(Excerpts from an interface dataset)
--- START ---

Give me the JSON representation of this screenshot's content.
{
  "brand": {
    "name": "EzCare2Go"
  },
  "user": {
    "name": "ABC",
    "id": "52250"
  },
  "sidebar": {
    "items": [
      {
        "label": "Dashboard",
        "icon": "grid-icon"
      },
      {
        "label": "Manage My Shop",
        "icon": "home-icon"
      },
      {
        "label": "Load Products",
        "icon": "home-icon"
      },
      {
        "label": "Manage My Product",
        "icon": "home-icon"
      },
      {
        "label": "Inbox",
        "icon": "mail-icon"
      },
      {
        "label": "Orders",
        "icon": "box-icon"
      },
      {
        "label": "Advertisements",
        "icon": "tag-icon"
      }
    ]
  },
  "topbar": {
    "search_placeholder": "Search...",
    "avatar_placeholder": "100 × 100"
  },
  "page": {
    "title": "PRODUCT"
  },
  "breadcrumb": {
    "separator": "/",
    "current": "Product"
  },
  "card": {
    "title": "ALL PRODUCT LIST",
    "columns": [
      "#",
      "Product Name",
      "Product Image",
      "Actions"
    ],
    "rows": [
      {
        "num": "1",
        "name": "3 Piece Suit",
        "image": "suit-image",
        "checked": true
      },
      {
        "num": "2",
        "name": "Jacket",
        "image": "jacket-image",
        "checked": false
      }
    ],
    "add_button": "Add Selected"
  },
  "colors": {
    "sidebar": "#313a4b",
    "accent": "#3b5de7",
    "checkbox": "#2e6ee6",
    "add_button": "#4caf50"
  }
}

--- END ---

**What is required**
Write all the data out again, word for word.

**Exercise solution**
Give me the JSON representation of this screenshot's content.
{
  "brand": {
    "name": "EzCare2Go"
  },
  "user": {
    "name": "ABC",
    "id": "52250"
  },
  "sidebar": {
    "items": [
      {
        "label": "Dashboard",
        "icon": "grid-icon"
      },
      {
        "label": "Manage My Shop",
        "icon": "home-icon"
      },
      {
        "label": "Load Products",
        "icon": "home-icon"
      },
      {
        "label": "Manage My Product",
        "icon": "home-icon"
      },
      {
        "label": "Inbox",
        "icon": "mail-icon"
      },
      {
        "label": "Orders",
        "icon": "box-icon"
      },
      {
        "label": "Advertisements",
        "icon": "tag-icon"
      }
    ]
  },
  "topbar": {
    "search_placeholder": "Search...",
    "avatar_placeholder": "100 × 100"
  },
  "page": {
    "title": "PRODUCT"
  },
  "breadcrumb": {
    "separator": "/",
    "current": "Product"
  },
  "card": {
    "title": "ALL PRODUCT LIST",
    "columns": [
      "#",
      "Product Name",
      "Product Image",
      "Actions"
    ],
    "rows": [
      {
        "num": "1",
        "name": "3 Piece Suit",
        "image": "suit-image",
        "checked": true
      },
      {
        "num": "2",
        "name": "Jacket",
        "image": "jacket-image",
        "checked": false
      }
    ],
    "add_button": "Add Selected"
  },
  "colors": {
    "sidebar": "#313a4b",
    "accent": "#3b5de7",
    "checkbox": "#2e6ee6",
    "add_button": "#4caf50"
  }
}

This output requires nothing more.